Adjusting to a new culture, whether it be from relocating to a new country or a new part of your home country, can bring upon stress that is difficult to manage. Everyone experiences varying levels of stress related to work, family, finances, and health. In some cases, these stresses can lead to symptoms of depression or anxiety. Experiencing a new culture and the demands of a new region, new language, and new way of doing things can exacerbate typical stressors as well as create unique stresses.
How we think, feel, and behave is affected by the larger culture and society, the local community, and the institutions abound. Acculturation refers to the dynamic process of adapting to a new culture. Acculturative stress is a result of stressful life events associated with acculturation which can include learning a new language, adapting to the new culture, or dealing with threats to believes, norms, and values.
There are four strategies that an individual might follow when they have relocated into a new culture. Assimilation refers to the process of accepting the host culture and rejecting one’s original culture. Marginalisation refers to the process of rejecting both the host culture and one’s original culture. Separation refers to the process of rejecting the host culture while retaining one’s original culture. Integration refers to the process of accepting the host culture while retaining one’s original culture.
Regardless of the acculturation strategy followed, an individual can experience significant stressors. For example, one who marginalizes both the host and original cultures can experience isolation and loneliness that can lead to depression. Integrating both cultures, which is often seen as the most adaptive strategy, can lead to stress when one attempts to resolve conflicting beliefs, values, and practices.
Effects of Acculturative Stress
Adults and children can both experience acculturative stress. Adults are often concerned about uncertainty of their status (e.g., immigration, refugee, or community acceptance), unemployment or underemployment, loss of social status, loss of family and community social supports, concerns about family members left behind, and difficulties in language, learning, and adaptation. Children struggle with their family’s adaptation, difficulties with language, difficulties with school, ethnic and religious identity, sex/gender role confliction, intergenerational conflict, discrimination, and social exclusion.
An individual experiencing acculturative stress can experience depressive, anxious, trauma, or psychosis symptoms. Depressive symptoms can include sadness, worthlessness, irritability, loss of interest, disturbance in sleep or appetite, restlessness, problems with concentration, headaches, or thoughts of suicide or death. Anxiety symptoms can include trembling, increased breathing or heart rates, having a sense of impending danger or panic, sweating, agitation, restlessness, and worry. Trauma is the result of exposure to actual or threatened death, serious injury, or sexual violence. Symptoms of trauma often include intrusive symptoms (e.g., bad memories, nightmares, flashbacks), avoidance of cues associated with traumatic experiences, negative changes to thoughts and moods (e.g., irritability, negative beliefs or expectations, distorted thoughts), and hypervigilance (e.g., exaggerated arousal and reactivity). Psychosis refers to a loss of contact with reality, in which an individual has difficulty distinguishing between what is real and what is not real. Psychosis symptoms can include distortions in thought (e.g., hear or seeing things others cannot, thinking you have special powers), feeling (e.g., sadness, irritability, confusion, paranoia), and behaviour (e.g., talking to self, neglecting appearance, behaving aggressively).

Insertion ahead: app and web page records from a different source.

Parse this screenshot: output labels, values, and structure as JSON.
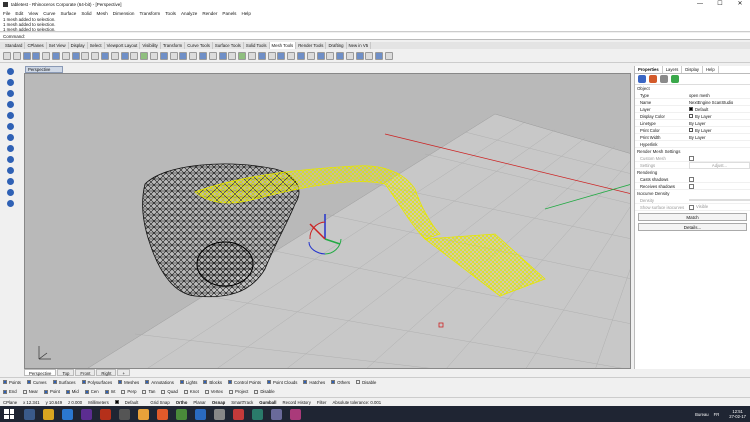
{
  "window": {
    "title": "tabletest - Rhinoceros Corporate (64-bit) - [Perspective]",
    "controls": [
      "—",
      "☐",
      "✕"
    ]
  },
  "menu": [
    "File",
    "Edit",
    "View",
    "Curve",
    "Surface",
    "Solid",
    "Mesh",
    "Dimension",
    "Transform",
    "Tools",
    "Analyze",
    "Render",
    "Panels",
    "Help"
  ],
  "history": [
    "1 mesh added to selection.",
    "1 mesh added to selection.",
    "1 mesh added to selection."
  ],
  "command": {
    "label": "Command:",
    "value": ""
  },
  "toolbar_tabs": [
    "Standard",
    "CPlanes",
    "Set View",
    "Display",
    "Select",
    "Viewport Layout",
    "Visibility",
    "Transform",
    "Curve Tools",
    "Surface Tools",
    "Solid Tools",
    "Mesh Tools",
    "Render Tools",
    "Drafting",
    "New in V5"
  ],
  "active_toolbar_tab": "Mesh Tools",
  "viewport": {
    "label": "Perspective",
    "tabs": [
      "Perspective",
      "Top",
      "Front",
      "Right"
    ],
    "active_tab": "Perspective",
    "add_tab": "+"
  },
  "panel": {
    "tabs": [
      "Properties",
      "Layers",
      "Display",
      "Help"
    ],
    "active_tab": "Properties",
    "section_object": "Object",
    "props": [
      {
        "k": "Type",
        "v": "open mesh"
      },
      {
        "k": "Name",
        "v": "NextEngine ScanStudio"
      },
      {
        "k": "Layer",
        "v": "Default"
      },
      {
        "k": "Display Color",
        "v": "By Layer"
      },
      {
        "k": "Linetype",
        "v": "By Layer"
      },
      {
        "k": "Print Color",
        "v": "By Layer"
      },
      {
        "k": "Print Width",
        "v": "By Layer"
      },
      {
        "k": "Hyperlink",
        "v": ""
      }
    ],
    "section_render": "Render Mesh Settings",
    "custom_mesh": "Custom Mesh",
    "settings_label": "Settings",
    "adjust_label": "Adjust...",
    "section_rendering": "Rendering",
    "casts_shadows": "Casts shadows",
    "receives_shadows": "Receives shadows",
    "section_isocurve": "Isocurve Density",
    "density_label": "Density",
    "show_surface_isocurves": "Show surface isocurves",
    "visible_label": "Visible",
    "match_button": "Match",
    "details_button": "Details..."
  },
  "osnaps_row1": [
    "Points",
    "Curves",
    "Surfaces",
    "Polysurfaces",
    "Meshes",
    "Annotations",
    "Lights",
    "Blocks",
    "Control Points",
    "Point Clouds",
    "Hatches",
    "Others",
    "Disable"
  ],
  "osnaps_row2": [
    "End",
    "Near",
    "Point",
    "Mid",
    "Cen",
    "Int",
    "Perp",
    "Tan",
    "Quad",
    "Knot",
    "Vertex",
    "Project",
    "Disable"
  ],
  "status": {
    "cplane": "CPlane",
    "x": "x 12.341",
    "y": "y 10.649",
    "z": "z 0.000",
    "units": "Millimeters",
    "layer": "Default",
    "toggles": [
      "Grid Snap",
      "Ortho",
      "Planar",
      "Osnap",
      "SmartTrack",
      "Gumball",
      "Record History",
      "Filter"
    ],
    "tolerance": "Absolute tolerance: 0.001"
  },
  "tray": {
    "weather": "Bureau",
    "lang": "FR",
    "time": "12:51",
    "date": "27-02-17"
  },
  "colors": {
    "viewport_bg": "#b9b9b9",
    "selected_mesh": "#ffff33",
    "axis_x": "#cc2222",
    "axis_y": "#22aa44",
    "accent": "#2f61b5"
  }
}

Self-Care for Culture Related Stress
With such varied symptoms, the specific course of psychotherapy to treat culture related stress will be customized for the individual. However, there are five areas of self-care that individuals, and those that support them, should focus on to improve mental health:
Physical Care. Ensure you get proper sleep, eat well, and exercise regularly.
Spiritual Care. Engage with your spiritual and religious believes and experiences.
Social Support. Connect with family and friends who can offer support.
Mental and Emotional Care. Seek appropriate professional assistance.
Lifestyle Choices. Review and evaluate attitudes, values, and behaviours.
Dr. Stephen Rochefort is a registered psychologist in the province of Alberta. For more information on this or any other forensic or clinical psychology topic, contact Dr. Stephen by email (firstname.lastname@example.org) or phone (403.986.1044).